_Extracted entries_
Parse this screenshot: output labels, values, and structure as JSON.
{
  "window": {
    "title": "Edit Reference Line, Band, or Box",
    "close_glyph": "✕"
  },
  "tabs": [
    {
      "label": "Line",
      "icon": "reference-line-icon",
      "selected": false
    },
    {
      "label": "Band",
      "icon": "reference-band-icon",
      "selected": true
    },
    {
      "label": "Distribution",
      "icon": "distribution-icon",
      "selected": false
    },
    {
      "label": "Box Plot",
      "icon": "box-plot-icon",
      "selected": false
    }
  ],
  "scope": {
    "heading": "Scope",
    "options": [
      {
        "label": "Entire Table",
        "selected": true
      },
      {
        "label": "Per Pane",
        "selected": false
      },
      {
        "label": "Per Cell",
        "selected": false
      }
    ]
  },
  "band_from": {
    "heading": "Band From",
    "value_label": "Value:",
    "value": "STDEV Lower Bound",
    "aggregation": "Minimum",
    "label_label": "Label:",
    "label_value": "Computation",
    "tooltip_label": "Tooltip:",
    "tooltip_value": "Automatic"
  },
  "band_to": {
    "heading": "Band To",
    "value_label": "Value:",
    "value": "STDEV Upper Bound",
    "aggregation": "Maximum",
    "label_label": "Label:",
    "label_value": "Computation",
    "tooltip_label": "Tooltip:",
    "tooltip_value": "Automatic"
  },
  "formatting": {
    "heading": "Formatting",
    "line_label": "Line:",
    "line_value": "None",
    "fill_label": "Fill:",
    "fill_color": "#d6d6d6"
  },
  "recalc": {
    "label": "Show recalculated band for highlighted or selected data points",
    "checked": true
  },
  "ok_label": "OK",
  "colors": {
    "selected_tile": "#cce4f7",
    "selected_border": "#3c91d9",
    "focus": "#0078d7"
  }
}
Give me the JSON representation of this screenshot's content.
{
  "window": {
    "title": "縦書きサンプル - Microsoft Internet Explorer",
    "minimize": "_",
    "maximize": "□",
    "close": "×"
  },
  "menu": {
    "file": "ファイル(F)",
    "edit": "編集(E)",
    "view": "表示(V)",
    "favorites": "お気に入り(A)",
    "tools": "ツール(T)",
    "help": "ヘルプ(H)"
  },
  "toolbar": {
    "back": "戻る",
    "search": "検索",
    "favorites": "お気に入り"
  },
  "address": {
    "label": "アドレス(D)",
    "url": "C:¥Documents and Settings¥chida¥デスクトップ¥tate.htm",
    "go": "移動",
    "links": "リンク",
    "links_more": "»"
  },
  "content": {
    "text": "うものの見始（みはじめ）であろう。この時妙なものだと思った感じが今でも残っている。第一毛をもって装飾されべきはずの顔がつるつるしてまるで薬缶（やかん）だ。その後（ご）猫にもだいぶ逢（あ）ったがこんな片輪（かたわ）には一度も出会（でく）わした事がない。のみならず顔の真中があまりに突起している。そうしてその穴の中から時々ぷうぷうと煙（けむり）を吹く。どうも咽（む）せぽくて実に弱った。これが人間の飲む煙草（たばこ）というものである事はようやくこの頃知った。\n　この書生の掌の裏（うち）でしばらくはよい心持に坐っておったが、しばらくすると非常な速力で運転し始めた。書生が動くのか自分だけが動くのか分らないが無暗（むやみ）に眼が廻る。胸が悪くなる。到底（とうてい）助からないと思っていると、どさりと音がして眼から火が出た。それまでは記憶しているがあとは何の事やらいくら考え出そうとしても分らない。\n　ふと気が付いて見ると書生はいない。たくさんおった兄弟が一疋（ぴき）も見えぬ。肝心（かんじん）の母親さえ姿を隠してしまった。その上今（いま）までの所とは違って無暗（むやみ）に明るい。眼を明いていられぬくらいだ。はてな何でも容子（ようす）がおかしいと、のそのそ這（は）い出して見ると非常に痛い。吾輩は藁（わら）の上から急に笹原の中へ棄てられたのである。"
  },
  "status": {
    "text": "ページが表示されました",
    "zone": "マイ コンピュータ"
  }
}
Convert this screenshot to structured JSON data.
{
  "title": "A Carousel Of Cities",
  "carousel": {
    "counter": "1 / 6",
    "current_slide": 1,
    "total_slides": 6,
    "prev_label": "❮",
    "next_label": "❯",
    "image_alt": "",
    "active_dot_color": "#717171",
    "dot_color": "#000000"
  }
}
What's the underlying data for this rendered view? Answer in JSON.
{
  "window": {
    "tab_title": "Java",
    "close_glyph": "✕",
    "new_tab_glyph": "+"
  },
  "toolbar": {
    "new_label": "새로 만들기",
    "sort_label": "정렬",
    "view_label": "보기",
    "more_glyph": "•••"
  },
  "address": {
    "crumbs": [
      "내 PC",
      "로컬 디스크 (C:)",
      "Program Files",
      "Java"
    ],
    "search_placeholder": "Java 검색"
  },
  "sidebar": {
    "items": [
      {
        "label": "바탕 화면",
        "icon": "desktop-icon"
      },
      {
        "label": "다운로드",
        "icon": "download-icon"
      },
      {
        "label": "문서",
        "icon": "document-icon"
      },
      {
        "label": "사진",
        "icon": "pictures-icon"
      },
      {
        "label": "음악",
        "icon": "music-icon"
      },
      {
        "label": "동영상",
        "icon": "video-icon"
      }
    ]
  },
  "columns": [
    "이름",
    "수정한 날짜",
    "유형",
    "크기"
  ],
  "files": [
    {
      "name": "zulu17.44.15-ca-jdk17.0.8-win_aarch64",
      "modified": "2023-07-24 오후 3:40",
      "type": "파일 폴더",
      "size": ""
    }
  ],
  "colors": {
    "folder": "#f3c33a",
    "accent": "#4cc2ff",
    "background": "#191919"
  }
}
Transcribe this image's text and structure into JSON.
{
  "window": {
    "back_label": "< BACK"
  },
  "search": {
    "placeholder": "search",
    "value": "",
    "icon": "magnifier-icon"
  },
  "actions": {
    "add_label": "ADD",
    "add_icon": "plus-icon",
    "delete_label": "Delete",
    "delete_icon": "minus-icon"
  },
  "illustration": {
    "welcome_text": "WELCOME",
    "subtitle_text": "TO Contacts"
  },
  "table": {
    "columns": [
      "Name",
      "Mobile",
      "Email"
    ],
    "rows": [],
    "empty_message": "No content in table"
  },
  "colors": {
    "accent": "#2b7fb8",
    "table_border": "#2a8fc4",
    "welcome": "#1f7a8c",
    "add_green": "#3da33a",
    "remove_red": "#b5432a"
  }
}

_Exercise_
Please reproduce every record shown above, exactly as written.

_Exercise response_
Parse this screenshot: output labels, values, and structure as JSON.
{
  "window": {
    "title": "Edit Reference Line, Band, or Box",
    "close_glyph": "✕"
  },
  "tabs": [
    {
      "label": "Line",
      "icon": "reference-line-icon",
      "selected": false
    },
    {
      "label": "Band",
      "icon": "reference-band-icon",
      "selected": true
    },
    {
      "label": "Distribution",
      "icon": "distribution-icon",
      "selected": false
    },
    {
      "label": "Box Plot",
      "icon": "box-plot-icon",
      "selected": false
    }
  ],
  "scope": {
    "heading": "Scope",
    "options": [
      {
        "label": "Entire Table",
        "selected": true
      },
      {
        "label": "Per Pane",
        "selected": false
      },
      {
        "label": "Per Cell",
        "selected": false
      }
    ]
  },
  "band_from": {
    "heading": "Band From",
    "value_label": "Value:",
    "value": "STDEV Lower Bound",
    "aggregation": "Minimum",
    "label_label": "Label:",
    "label_value": "Computation",
    "tooltip_label": "Tooltip:",
    "tooltip_value": "Automatic"
  },
  "band_to": {
    "heading": "Band To",
    "value_label": "Value:",
    "value": "STDEV Upper Bound",
    "aggregation": "Maximum",
    "label_label": "Label:",
    "label_value": "Computation",
    "tooltip_label": "Tooltip:",
    "tooltip_value": "Automatic"
  },
  "formatting": {
    "heading": "Formatting",
    "line_label": "Line:",
    "line_value": "None",
    "fill_label": "Fill:",
    "fill_color": "#d6d6d6"
  },
  "recalc": {
    "label": "Show recalculated band for highlighted or selected data points",
    "checked": true
  },
  "ok_label": "OK",
  "colors": {
    "selected_tile": "#cce4f7",
    "selected_border": "#3c91d9",
    "focus": "#0078d7"
  }
}
Give me the JSON representation of this screenshot's content.
{
  "window": {
    "title": "縦書きサンプル - Microsoft Internet Explorer",
    "minimize": "_",
    "maximize": "□",
    "close": "×"
  },
  "menu": {
    "file": "ファイル(F)",
    "edit": "編集(E)",
    "view": "表示(V)",
    "favorites": "お気に入り(A)",
    "tools": "ツール(T)",
    "help": "ヘルプ(H)"
  },
  "toolbar": {
    "back": "戻る",
    "search": "検索",
    "favorites": "お気に入り"
  },
  "address": {
    "label": "アドレス(D)",
    "url": "C:¥Documents and Settings¥chida¥デスクトップ¥tate.htm",
    "go": "移動",
    "links": "リンク",
    "links_more": "»"
  },
  "content": {
    "text": "うものの見始（みはじめ）であろう。この時妙なものだと思った感じが今でも残っている。第一毛をもって装飾されべきはずの顔がつるつるしてまるで薬缶（やかん）だ。その後（ご）猫にもだいぶ逢（あ）ったがこんな片輪（かたわ）には一度も出会（でく）わした事がない。のみならず顔の真中があまりに突起している。そうしてその穴の中から時々ぷうぷうと煙（けむり）を吹く。どうも咽（む）せぽくて実に弱った。これが人間の飲む煙草（たばこ）というものである事はようやくこの頃知った。\n　この書生の掌の裏（うち）でしばらくはよい心持に坐っておったが、しばらくすると非常な速力で運転し始めた。書生が動くのか自分だけが動くのか分らないが無暗（むやみ）に眼が廻る。胸が悪くなる。到底（とうてい）助からないと思っていると、どさりと音がして眼から火が出た。それまでは記憶しているがあとは何の事やらいくら考え出そうとしても分らない。\n　ふと気が付いて見ると書生はいない。たくさんおった兄弟が一疋（ぴき）も見えぬ。肝心（かんじん）の母親さえ姿を隠してしまった。その上今（いま）までの所とは違って無暗（むやみ）に明るい。眼を明いていられぬくらいだ。はてな何でも容子（ようす）がおかしいと、のそのそ這（は）い出して見ると非常に痛い。吾輩は藁（わら）の上から急に笹原の中へ棄てられたのである。"
  },
  "status": {
    "text": "ページが表示されました",
    "zone": "マイ コンピュータ"
  }
}
Convert this screenshot to structured JSON data.
{
  "title": "A Carousel Of Cities",
  "carousel": {
    "counter": "1 / 6",
    "current_slide": 1,
    "total_slides": 6,
    "prev_label": "❮",
    "next_label": "❯",
    "image_alt": "",
    "active_dot_color": "#717171",
    "dot_color": "#000000"
  }
}
What's the underlying data for this rendered view? Answer in JSON.
{
  "window": {
    "tab_title": "Java",
    "close_glyph": "✕",
    "new_tab_glyph": "+"
  },
  "toolbar": {
    "new_label": "새로 만들기",
    "sort_label": "정렬",
    "view_label": "보기",
    "more_glyph": "•••"
  },
  "address": {
    "crumbs": [
      "내 PC",
      "로컬 디스크 (C:)",
      "Program Files",
      "Java"
    ],
    "search_placeholder": "Java 검색"
  },
  "sidebar": {
    "items": [
      {
        "label": "바탕 화면",
        "icon": "desktop-icon"
      },
      {
        "label": "다운로드",
        "icon": "download-icon"
      },
      {
        "label": "문서",
        "icon": "document-icon"
      },
      {
        "label": "사진",
        "icon": "pictures-icon"
      },
      {
        "label": "음악",
        "icon": "music-icon"
      },
      {
        "label": "동영상",
        "icon": "video-icon"
      }
    ]
  },
  "columns": [
    "이름",
    "수정한 날짜",
    "유형",
    "크기"
  ],
  "files": [
    {
      "name": "zulu17.44.15-ca-jdk17.0.8-win_aarch64",
      "modified": "2023-07-24 오후 3:40",
      "type": "파일 폴더",
      "size": ""
    }
  ],
  "colors": {
    "folder": "#f3c33a",
    "accent": "#4cc2ff",
    "background": "#191919"
  }
}
Transcribe this image's text and structure into JSON.
{
  "window": {
    "back_label": "< BACK"
  },
  "search": {
    "placeholder": "search",
    "value": "",
    "icon": "magnifier-icon"
  },
  "actions": {
    "add_label": "ADD",
    "add_icon": "plus-icon",
    "delete_label": "Delete",
    "delete_icon": "minus-icon"
  },
  "illustration": {
    "welcome_text": "WELCOME",
    "subtitle_text": "TO Contacts"
  },
  "table": {
    "columns": [
      "Name",
      "Mobile",
      "Email"
    ],
    "rows": [],
    "empty_message": "No content in table"
  },
  "colors": {
    "accent": "#2b7fb8",
    "table_border": "#2a8fc4",
    "welcome": "#1f7a8c",
    "add_green": "#3da33a",
    "remove_red": "#b5432a"
  }
}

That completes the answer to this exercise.